“We are planning to spend billions of dollars on the human space flight program and it’s wise to be sure we’re spending that the way we should…New information becomes available all the time. And similarly, we have a new administration and it would probably be imprudent on their part not to examine this major of a program to be sure such a long term undertaking is still on a course that makes sense to them.” -Norman Augustine, during his 5/8/09 teleconference (as reported by CNET.com)
Sounds like this is a ‘friendly’ review, if you will, and something that a lot of good could come out of. It could also give Obama more time to name his NASA administrator (see my theory on why he’s taking so long.)
Keep an eye here for updates on the additional panelists as they’re announced, and any info that comes along from this :)Constellation, Current News, NASA, Obama , add a comment
A report from the Orlando Sentinel describes problems that are arising between the Obama space transition team (headed by a former associate administrator of NASA, Lori Garver) and the current NASA administrator, Mike Griffin:
“In a heated 40-minute conversation last week with Lori Garver, a former NASA associate administrator who heads the space transition team, a red-faced Griffin demanded to speak directly to Obama, according to witnesses.
In addition, Griffin is scripting NASA employees and civilian contractors on what they can tell the transition team and has warned aerospace executives not to criticize the agency’s moon program, sources said.”
– “NASA has become a transition problem for Obama”, by Robert Block, Orlando Sentinel
It’s probably naive to assume that all government relations, especially in a transition where one’s legacy could be at stake (Griffin’s), are going to be peachy-keen and happy.
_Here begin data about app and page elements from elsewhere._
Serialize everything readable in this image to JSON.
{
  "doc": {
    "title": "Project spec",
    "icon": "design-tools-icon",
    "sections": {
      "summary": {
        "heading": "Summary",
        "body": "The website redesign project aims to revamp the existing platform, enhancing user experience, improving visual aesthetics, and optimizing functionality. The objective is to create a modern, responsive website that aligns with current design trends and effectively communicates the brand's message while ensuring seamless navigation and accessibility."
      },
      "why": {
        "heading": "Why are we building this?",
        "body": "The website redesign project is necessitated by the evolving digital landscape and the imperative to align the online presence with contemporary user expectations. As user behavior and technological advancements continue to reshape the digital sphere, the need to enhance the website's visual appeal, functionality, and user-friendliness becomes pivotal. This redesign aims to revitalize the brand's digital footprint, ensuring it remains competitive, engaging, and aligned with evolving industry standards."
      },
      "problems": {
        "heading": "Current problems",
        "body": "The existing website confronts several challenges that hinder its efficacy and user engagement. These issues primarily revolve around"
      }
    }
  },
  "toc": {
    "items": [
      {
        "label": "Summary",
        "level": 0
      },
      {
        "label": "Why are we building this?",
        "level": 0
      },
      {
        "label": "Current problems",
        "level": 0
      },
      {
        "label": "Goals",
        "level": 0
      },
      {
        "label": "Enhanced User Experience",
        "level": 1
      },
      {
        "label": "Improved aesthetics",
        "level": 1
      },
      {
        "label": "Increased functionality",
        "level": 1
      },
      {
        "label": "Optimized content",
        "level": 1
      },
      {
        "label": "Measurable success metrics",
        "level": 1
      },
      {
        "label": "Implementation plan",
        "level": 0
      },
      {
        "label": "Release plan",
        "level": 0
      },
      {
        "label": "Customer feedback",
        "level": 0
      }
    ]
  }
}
High-level leaders are always going to have a certain amount of ego, and they’re always going to clash (the films “Thirteen Days” and “W.” demonstrate the White House Cabinet brand of this pretty well).
The article goes on to illustrate examples that suggest this strife is simply an example of that, and not indicative of actual problems with Constellation that the Obama team would have.
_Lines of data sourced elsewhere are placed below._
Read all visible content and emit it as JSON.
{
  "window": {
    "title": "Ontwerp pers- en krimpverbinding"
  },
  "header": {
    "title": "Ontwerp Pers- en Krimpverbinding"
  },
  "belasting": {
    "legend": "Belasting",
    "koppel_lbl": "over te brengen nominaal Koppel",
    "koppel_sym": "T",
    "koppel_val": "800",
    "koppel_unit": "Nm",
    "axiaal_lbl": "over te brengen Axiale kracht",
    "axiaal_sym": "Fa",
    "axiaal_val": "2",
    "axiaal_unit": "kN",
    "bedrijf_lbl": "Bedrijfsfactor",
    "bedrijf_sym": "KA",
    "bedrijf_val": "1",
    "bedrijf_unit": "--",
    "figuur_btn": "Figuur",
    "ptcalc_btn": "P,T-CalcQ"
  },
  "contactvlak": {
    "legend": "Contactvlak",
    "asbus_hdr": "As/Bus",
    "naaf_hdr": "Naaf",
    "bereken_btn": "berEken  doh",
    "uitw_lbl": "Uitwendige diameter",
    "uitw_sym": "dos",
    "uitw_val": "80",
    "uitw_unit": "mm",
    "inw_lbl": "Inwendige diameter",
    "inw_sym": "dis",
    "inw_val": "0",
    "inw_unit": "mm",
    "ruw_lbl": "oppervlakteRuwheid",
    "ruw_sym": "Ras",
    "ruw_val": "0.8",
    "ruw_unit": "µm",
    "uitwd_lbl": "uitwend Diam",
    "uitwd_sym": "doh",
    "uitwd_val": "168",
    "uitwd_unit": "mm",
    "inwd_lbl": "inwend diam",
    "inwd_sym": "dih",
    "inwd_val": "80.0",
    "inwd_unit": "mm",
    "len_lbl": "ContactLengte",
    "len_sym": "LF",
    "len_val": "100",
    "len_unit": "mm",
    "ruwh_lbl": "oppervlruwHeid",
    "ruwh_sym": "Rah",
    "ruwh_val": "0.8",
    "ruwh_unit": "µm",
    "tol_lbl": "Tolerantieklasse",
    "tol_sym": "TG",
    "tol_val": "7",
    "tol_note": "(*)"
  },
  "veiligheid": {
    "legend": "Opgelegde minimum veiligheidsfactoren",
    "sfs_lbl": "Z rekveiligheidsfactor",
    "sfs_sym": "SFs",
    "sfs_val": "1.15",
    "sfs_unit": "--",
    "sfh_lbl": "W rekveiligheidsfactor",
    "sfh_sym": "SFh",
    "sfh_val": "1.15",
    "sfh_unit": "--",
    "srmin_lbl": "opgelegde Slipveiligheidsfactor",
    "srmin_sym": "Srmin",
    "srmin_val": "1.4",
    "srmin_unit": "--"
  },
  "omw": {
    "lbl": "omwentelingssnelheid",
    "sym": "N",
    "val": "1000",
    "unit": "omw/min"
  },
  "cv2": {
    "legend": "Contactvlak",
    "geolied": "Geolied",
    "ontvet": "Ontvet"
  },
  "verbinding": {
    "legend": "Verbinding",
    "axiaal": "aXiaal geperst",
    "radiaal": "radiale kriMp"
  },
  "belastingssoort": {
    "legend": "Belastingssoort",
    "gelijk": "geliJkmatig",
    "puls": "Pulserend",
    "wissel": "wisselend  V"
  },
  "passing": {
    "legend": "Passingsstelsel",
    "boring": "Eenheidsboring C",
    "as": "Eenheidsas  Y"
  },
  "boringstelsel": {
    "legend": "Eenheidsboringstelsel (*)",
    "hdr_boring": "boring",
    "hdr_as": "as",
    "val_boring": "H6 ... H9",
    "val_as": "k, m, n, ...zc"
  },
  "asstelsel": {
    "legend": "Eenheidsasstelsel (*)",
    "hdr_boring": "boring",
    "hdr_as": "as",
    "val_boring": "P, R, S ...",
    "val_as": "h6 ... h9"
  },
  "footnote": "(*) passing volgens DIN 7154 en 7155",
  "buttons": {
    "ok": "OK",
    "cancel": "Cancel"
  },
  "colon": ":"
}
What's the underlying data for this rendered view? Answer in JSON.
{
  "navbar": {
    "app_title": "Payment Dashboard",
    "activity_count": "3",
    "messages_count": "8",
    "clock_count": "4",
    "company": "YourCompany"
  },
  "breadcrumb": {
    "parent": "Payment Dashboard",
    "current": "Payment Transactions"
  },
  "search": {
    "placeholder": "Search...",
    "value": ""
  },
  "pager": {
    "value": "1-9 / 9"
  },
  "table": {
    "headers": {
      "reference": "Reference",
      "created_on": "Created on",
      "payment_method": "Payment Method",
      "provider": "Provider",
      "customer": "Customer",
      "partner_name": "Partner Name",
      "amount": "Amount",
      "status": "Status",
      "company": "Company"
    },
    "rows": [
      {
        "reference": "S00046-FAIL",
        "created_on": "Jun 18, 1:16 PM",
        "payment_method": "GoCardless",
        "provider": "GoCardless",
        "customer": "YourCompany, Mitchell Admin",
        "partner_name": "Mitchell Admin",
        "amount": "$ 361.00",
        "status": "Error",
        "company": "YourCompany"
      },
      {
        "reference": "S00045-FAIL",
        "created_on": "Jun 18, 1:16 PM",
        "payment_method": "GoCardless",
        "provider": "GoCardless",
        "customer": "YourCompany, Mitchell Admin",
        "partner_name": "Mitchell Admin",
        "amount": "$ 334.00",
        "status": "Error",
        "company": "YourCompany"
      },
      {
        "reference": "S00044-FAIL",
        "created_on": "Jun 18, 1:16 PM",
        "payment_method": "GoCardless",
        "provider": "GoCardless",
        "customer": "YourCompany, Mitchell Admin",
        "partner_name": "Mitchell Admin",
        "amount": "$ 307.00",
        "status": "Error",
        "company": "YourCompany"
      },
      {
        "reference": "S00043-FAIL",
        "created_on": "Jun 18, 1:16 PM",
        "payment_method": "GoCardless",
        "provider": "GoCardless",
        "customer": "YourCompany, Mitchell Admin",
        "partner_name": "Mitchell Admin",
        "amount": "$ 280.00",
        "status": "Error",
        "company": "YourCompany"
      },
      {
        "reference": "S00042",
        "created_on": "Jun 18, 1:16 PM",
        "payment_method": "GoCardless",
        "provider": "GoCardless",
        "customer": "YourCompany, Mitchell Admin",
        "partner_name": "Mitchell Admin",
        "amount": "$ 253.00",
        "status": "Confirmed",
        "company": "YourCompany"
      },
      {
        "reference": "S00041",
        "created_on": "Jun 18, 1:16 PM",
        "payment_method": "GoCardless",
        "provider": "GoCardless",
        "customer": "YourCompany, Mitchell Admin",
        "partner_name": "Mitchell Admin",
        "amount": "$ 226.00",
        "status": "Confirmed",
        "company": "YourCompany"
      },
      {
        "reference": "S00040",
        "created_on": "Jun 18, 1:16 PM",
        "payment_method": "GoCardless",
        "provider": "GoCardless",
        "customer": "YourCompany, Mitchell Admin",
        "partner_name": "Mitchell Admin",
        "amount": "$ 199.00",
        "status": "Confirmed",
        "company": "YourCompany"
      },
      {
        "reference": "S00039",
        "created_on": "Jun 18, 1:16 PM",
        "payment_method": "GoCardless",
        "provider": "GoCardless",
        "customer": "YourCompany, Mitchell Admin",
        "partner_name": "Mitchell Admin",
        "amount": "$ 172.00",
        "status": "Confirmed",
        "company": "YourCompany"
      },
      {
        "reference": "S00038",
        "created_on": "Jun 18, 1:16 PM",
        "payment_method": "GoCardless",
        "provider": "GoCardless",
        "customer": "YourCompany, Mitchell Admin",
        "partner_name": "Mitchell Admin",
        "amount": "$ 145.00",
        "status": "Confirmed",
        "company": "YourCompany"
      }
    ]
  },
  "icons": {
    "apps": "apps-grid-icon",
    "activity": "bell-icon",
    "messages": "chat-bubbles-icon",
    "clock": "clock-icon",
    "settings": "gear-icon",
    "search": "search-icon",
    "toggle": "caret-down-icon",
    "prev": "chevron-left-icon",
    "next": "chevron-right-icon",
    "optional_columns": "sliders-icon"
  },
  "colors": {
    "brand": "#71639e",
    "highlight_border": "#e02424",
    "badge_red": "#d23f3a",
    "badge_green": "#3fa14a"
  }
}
Obama has shown consistent support for Constellation, even getting involved with allowing the NASA purchase of Soyuz craft in the middle of the campaign (with help from Joe Biden), and the article from today mentions an idea from NASA that I think hits the nail on the head (and that I’ve talked about here before on my own): that the Obama administration “could take ownership of the [Constellation] program and ‘re-brand’ it as their own with minor tweaks.””
With all the bad news about, the Obama administraion’s going to need some good, inspirational PR, and the Constellation program could prove an excellent source for that.
And regardless, even if the Constellation program was (by some strange series of occurances) seriously delayed or cancelled, the probably more-relevant-anyways private sector will still be rolling along, and other countries are going to the Moon (and in my opinion, will win the ‘Base Race’ anyways; more motivation, with Apollo being ‘old hat’ here), so mankind’s integration and colonization of the Moon will go on, with or without NASA.
New Orion Craft Test: Abort Motor November 21, 2008Posted by Nick Azer in : Ares I, Ares V, Constellation, NASA, Orion (craft), Youtube , add a comment
You know a test went well when it shot flames 100 feet into the air.
Especially when there was video of it:
That is the second (the first being back in April) test of the Orion craft‘s abort motor; the Orion being the successor to the Space Shuttle, and the craft that will get NASA astronauts back to the Moon (with the Altair serving as the lander).